» ACTIVITY: Determine how many lines of the entries that follow contain "this", and respond with that number alone.

○ ○ ○ ○ ○

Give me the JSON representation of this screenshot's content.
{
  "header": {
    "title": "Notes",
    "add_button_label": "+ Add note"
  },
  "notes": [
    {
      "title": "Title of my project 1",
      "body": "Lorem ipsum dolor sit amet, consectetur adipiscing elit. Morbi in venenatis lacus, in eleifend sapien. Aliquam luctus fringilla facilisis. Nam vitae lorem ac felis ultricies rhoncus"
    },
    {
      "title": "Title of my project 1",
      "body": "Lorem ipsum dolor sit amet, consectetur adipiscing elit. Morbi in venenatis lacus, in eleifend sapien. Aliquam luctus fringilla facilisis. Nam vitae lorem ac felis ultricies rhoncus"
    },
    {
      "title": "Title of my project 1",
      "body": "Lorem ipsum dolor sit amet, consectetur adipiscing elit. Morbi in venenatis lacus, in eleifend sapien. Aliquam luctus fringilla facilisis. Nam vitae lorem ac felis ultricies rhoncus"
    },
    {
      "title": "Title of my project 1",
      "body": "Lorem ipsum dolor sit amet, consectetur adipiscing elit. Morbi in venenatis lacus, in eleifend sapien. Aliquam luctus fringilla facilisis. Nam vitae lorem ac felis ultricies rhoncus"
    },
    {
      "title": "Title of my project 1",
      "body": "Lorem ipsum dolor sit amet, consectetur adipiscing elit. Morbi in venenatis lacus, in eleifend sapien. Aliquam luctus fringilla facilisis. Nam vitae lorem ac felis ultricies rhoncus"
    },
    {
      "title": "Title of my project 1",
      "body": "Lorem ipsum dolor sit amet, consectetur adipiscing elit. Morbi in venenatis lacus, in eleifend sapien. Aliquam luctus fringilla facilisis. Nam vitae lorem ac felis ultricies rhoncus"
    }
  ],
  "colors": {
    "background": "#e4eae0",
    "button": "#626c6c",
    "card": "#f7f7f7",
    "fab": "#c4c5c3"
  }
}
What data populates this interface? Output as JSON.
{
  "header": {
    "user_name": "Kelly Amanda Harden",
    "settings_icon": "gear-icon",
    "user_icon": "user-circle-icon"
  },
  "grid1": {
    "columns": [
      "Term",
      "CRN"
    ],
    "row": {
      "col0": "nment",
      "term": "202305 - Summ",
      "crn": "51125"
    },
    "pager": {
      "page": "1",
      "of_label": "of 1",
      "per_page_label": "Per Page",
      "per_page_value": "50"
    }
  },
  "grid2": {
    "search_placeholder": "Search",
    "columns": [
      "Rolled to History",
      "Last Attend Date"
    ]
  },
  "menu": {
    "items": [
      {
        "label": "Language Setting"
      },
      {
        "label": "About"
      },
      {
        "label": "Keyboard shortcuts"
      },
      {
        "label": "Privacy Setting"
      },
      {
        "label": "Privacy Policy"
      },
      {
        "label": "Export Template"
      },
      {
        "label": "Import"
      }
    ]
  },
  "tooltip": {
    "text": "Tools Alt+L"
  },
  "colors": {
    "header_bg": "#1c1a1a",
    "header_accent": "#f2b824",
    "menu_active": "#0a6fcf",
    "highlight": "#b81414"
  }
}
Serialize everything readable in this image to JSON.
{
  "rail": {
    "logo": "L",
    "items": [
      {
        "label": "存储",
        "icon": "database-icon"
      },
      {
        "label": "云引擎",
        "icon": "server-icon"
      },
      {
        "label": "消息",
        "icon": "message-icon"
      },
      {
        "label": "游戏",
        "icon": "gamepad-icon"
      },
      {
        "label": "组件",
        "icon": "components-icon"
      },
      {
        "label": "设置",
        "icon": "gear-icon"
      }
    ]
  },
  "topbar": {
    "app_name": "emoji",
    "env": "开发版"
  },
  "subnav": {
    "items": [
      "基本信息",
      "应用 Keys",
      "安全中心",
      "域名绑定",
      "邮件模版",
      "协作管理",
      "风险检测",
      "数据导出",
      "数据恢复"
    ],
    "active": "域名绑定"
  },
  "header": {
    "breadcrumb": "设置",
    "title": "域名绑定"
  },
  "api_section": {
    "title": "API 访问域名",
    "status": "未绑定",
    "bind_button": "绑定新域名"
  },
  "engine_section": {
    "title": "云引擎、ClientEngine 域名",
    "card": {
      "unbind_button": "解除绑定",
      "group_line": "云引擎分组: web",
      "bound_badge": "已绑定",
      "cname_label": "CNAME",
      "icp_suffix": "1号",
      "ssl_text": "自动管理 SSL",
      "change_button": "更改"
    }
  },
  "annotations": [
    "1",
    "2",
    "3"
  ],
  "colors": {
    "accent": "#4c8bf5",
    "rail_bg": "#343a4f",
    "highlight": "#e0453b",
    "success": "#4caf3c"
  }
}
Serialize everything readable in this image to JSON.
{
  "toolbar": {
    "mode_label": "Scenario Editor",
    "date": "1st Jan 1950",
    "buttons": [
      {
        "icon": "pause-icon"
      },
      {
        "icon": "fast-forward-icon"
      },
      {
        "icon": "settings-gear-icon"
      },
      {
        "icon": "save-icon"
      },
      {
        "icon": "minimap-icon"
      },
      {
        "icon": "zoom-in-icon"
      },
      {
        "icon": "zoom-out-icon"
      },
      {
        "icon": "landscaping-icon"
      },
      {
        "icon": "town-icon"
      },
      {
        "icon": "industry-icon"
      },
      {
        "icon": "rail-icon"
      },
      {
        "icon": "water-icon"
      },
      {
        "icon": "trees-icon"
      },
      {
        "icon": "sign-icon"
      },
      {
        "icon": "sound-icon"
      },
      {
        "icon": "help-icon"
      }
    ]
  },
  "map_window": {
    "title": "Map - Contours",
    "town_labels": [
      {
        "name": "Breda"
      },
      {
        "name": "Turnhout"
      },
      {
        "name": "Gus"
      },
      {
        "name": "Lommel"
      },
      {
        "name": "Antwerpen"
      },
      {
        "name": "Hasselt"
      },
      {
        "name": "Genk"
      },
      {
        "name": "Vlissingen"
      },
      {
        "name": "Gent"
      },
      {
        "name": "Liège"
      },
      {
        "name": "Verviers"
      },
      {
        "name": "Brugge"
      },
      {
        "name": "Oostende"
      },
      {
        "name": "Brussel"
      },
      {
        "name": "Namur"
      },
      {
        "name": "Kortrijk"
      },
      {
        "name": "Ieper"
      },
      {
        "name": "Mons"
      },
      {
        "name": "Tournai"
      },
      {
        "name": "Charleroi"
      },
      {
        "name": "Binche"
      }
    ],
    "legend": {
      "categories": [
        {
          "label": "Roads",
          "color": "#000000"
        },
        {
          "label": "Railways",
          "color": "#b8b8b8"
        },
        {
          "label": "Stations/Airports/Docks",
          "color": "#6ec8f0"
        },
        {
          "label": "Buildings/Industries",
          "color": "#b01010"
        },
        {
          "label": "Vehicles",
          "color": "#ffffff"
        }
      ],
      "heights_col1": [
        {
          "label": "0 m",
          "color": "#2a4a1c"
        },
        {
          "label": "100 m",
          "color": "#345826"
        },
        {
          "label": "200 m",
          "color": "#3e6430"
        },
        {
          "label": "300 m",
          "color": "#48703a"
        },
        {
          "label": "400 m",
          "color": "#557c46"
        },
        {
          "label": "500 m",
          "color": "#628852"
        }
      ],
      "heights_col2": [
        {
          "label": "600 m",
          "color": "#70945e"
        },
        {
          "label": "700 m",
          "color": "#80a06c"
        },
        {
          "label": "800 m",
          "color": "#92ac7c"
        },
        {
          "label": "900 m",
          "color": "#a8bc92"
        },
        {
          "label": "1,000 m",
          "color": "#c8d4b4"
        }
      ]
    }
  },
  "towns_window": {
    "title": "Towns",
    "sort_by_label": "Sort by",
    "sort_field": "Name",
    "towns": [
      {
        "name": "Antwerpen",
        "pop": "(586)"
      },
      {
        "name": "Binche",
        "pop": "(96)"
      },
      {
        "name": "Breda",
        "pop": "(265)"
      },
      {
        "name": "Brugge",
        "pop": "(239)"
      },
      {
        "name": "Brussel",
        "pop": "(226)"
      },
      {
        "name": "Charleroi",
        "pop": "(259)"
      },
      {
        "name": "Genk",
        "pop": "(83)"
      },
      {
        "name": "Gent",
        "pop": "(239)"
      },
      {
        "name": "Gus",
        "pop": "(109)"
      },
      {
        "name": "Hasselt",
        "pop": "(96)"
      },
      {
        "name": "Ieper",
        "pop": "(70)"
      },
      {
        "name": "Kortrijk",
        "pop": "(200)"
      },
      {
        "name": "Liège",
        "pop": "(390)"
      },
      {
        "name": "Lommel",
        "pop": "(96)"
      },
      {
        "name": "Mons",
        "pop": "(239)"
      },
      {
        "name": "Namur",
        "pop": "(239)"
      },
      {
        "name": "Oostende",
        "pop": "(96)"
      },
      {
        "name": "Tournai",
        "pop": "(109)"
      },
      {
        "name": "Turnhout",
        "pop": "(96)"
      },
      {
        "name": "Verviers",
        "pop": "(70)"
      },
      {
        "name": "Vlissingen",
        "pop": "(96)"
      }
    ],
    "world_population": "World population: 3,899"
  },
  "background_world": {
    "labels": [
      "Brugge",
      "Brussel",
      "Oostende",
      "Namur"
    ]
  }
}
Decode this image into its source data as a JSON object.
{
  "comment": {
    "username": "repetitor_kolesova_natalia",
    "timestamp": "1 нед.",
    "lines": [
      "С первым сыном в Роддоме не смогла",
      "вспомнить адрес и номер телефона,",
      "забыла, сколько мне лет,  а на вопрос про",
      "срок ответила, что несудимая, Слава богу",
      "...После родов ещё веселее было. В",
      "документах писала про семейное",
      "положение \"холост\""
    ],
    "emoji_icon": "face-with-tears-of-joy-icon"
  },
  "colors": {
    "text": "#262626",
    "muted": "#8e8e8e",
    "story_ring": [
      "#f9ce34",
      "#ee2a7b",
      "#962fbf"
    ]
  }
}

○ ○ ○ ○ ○

» EXPECTED ANSWER: 5